== Source material ==
------------------------------------------------
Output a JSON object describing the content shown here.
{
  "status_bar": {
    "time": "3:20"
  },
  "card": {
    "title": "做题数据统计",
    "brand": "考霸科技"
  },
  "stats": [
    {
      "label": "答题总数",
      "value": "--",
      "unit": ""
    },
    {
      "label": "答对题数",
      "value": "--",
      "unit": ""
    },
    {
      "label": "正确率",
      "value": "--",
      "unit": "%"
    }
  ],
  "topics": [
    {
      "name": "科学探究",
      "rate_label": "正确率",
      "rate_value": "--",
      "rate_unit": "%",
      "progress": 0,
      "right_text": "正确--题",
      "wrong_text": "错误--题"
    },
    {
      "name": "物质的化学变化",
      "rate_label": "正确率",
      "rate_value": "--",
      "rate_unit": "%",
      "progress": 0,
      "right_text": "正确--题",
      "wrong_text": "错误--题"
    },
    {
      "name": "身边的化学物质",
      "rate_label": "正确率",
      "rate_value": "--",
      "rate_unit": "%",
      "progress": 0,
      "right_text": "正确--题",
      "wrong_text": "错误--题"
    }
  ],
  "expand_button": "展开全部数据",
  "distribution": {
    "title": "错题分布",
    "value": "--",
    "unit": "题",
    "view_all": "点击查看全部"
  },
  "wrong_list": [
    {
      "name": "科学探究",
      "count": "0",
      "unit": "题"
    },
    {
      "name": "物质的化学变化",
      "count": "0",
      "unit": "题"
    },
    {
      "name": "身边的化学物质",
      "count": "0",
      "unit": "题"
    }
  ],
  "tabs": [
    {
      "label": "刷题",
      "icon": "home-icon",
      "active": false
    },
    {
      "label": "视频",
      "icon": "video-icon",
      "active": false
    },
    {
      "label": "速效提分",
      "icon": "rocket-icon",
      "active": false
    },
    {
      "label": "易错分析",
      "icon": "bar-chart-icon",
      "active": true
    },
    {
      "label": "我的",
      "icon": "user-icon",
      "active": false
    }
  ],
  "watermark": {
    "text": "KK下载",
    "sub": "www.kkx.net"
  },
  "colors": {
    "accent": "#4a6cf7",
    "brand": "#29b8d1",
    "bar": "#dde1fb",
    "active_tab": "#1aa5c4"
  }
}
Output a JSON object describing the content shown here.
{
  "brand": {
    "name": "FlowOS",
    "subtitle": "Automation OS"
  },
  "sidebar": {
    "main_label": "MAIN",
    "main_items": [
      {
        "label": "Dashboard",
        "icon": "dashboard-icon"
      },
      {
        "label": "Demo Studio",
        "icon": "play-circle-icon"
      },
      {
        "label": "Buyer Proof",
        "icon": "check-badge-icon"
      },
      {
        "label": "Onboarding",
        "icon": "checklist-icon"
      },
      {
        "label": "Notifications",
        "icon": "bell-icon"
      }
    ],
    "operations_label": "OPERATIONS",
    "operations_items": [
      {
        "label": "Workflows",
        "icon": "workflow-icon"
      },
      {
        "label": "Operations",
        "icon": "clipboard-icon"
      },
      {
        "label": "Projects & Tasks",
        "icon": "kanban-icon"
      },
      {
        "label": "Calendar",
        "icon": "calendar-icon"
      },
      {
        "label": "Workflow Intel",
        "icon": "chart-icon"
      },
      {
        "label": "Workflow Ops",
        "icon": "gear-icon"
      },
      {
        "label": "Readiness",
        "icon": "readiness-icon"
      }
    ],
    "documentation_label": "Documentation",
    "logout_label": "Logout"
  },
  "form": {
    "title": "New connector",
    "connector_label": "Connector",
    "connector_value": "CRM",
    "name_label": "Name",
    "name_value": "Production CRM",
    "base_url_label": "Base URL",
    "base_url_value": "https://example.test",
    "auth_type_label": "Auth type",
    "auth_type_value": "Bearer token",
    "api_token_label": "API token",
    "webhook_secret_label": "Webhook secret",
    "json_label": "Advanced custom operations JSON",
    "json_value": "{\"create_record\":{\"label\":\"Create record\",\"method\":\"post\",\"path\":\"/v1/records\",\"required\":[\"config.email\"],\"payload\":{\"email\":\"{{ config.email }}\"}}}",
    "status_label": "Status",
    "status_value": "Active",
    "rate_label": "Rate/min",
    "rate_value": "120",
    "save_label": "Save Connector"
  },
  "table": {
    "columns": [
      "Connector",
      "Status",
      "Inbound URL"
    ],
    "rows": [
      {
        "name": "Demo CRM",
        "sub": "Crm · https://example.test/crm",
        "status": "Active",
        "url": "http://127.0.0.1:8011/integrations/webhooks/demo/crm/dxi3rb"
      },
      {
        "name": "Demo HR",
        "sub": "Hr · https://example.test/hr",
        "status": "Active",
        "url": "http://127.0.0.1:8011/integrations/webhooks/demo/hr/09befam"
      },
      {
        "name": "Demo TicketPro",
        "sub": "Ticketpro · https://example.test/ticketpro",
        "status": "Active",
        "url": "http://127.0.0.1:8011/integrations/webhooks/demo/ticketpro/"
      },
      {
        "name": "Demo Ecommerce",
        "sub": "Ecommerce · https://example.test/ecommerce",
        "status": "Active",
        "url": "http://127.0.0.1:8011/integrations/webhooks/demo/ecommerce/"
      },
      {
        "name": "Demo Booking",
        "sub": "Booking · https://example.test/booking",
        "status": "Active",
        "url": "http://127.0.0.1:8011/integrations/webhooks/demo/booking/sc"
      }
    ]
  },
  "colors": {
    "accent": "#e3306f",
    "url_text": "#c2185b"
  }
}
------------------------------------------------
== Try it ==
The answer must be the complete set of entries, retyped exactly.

== Result ==
Output a JSON object describing the content shown here.
{
  "status_bar": {
    "time": "3:20"
  },
  "card": {
    "title": "做题数据统计",
    "brand": "考霸科技"
  },
  "stats": [
    {
      "label": "答题总数",
      "value": "--",
      "unit": ""
    },
    {
      "label": "答对题数",
      "value": "--",
      "unit": ""
    },
    {
      "label": "正确率",
      "value": "--",
      "unit": "%"
    }
  ],
  "topics": [
    {
      "name": "科学探究",
      "rate_label": "正确率",
      "rate_value": "--",
      "rate_unit": "%",
      "progress": 0,
      "right_text": "正确--题",
      "wrong_text": "错误--题"
    },
    {
      "name": "物质的化学变化",
      "rate_label": "正确率",
      "rate_value": "--",
      "rate_unit": "%",
      "progress": 0,
      "right_text": "正确--题",
      "wrong_text": "错误--题"
    },
    {
      "name": "身边的化学物质",
      "rate_label": "正确率",
      "rate_value": "--",
      "rate_unit": "%",
      "progress": 0,
      "right_text": "正确--题",
      "wrong_text": "错误--题"
    }
  ],
  "expand_button": "展开全部数据",
  "distribution": {
    "title": "错题分布",
    "value": "--",
    "unit": "题",
    "view_all": "点击查看全部"
  },
  "wrong_list": [
    {
      "name": "科学探究",
      "count": "0",
      "unit": "题"
    },
    {
      "name": "物质的化学变化",
      "count": "0",
      "unit": "题"
    },
    {
      "name": "身边的化学物质",
      "count": "0",
      "unit": "题"
    }
  ],
  "tabs": [
    {
      "label": "刷题",
      "icon": "home-icon",
      "active": false
    },
    {
      "label": "视频",
      "icon": "video-icon",
      "active": false
    },
    {
      "label": "速效提分",
      "icon": "rocket-icon",
      "active": false
    },
    {
      "label": "易错分析",
      "icon": "bar-chart-icon",
      "active": true
    },
    {
      "label": "我的",
      "icon": "user-icon",
      "active": false
    }
  ],
  "watermark": {
    "text": "KK下载",
    "sub": "www.kkx.net"
  },
  "colors": {
    "accent": "#4a6cf7",
    "brand": "#29b8d1",
    "bar": "#dde1fb",
    "active_tab": "#1aa5c4"
  }
}
Output a JSON object describing the content shown here.
{
  "brand": {
    "name": "FlowOS",
    "subtitle": "Automation OS"
  },
  "sidebar": {
    "main_label": "MAIN",
    "main_items": [
      {
        "label": "Dashboard",
        "icon": "dashboard-icon"
      },
      {
        "label": "Demo Studio",
        "icon": "play-circle-icon"
      },
      {
        "label": "Buyer Proof",
        "icon": "check-badge-icon"
      },
      {
        "label": "Onboarding",
        "icon": "checklist-icon"
      },
      {
        "label": "Notifications",
        "icon": "bell-icon"
      }
    ],
    "operations_label": "OPERATIONS",
    "operations_items": [
      {
        "label": "Workflows",
        "icon": "workflow-icon"
      },
      {
        "label": "Operations",
        "icon": "clipboard-icon"
      },
      {
        "label": "Projects & Tasks",
        "icon": "kanban-icon"
      },
      {
        "label": "Calendar",
        "icon": "calendar-icon"
      },
      {
        "label": "Workflow Intel",
        "icon": "chart-icon"
      },
      {
        "label": "Workflow Ops",
        "icon": "gear-icon"
      },
      {
        "label": "Readiness",
        "icon": "readiness-icon"
      }
    ],
    "documentation_label": "Documentation",
    "logout_label": "Logout"
  },
  "form": {
    "title": "New connector",
    "connector_label": "Connector",
    "connector_value": "CRM",
    "name_label": "Name",
    "name_value": "Production CRM",
    "base_url_label": "Base URL",
    "base_url_value": "https://example.test",
    "auth_type_label": "Auth type",
    "auth_type_value": "Bearer token",
    "api_token_label": "API token",
    "webhook_secret_label": "Webhook secret",
    "json_label": "Advanced custom operations JSON",
    "json_value": "{\"create_record\":{\"label\":\"Create record\",\"method\":\"post\",\"path\":\"/v1/records\",\"required\":[\"config.email\"],\"payload\":{\"email\":\"{{ config.email }}\"}}}",
    "status_label": "Status",
    "status_value": "Active",
    "rate_label": "Rate/min",
    "rate_value": "120",
    "save_label": "Save Connector"
  },
  "table": {
    "columns": [
      "Connector",
      "Status",
      "Inbound URL"
    ],
    "rows": [
      {
        "name": "Demo CRM",
        "sub": "Crm · https://example.test/crm",
        "status": "Active",
        "url": "http://127.0.0.1:8011/integrations/webhooks/demo/crm/dxi3rb"
      },
      {
        "name": "Demo HR",
        "sub": "Hr · https://example.test/hr",
        "status": "Active",
        "url": "http://127.0.0.1:8011/integrations/webhooks/demo/hr/09befam"
      },
      {
        "name": "Demo TicketPro",
        "sub": "Ticketpro · https://example.test/ticketpro",
        "status": "Active",
        "url": "http://127.0.0.1:8011/integrations/webhooks/demo/ticketpro/"
      },
      {
        "name": "Demo Ecommerce",
        "sub": "Ecommerce · https://example.test/ecommerce",
        "status": "Active",
        "url": "http://127.0.0.1:8011/integrations/webhooks/demo/ecommerce/"
      },
      {
        "name": "Demo Booking",
        "sub": "Booking · https://example.test/booking",
        "status": "Active",
        "url": "http://127.0.0.1:8011/integrations/webhooks/demo/booking/sc"
      }
    ]
  },
  "colors": {
    "accent": "#e3306f",
    "url_text": "#c2185b"
  }
}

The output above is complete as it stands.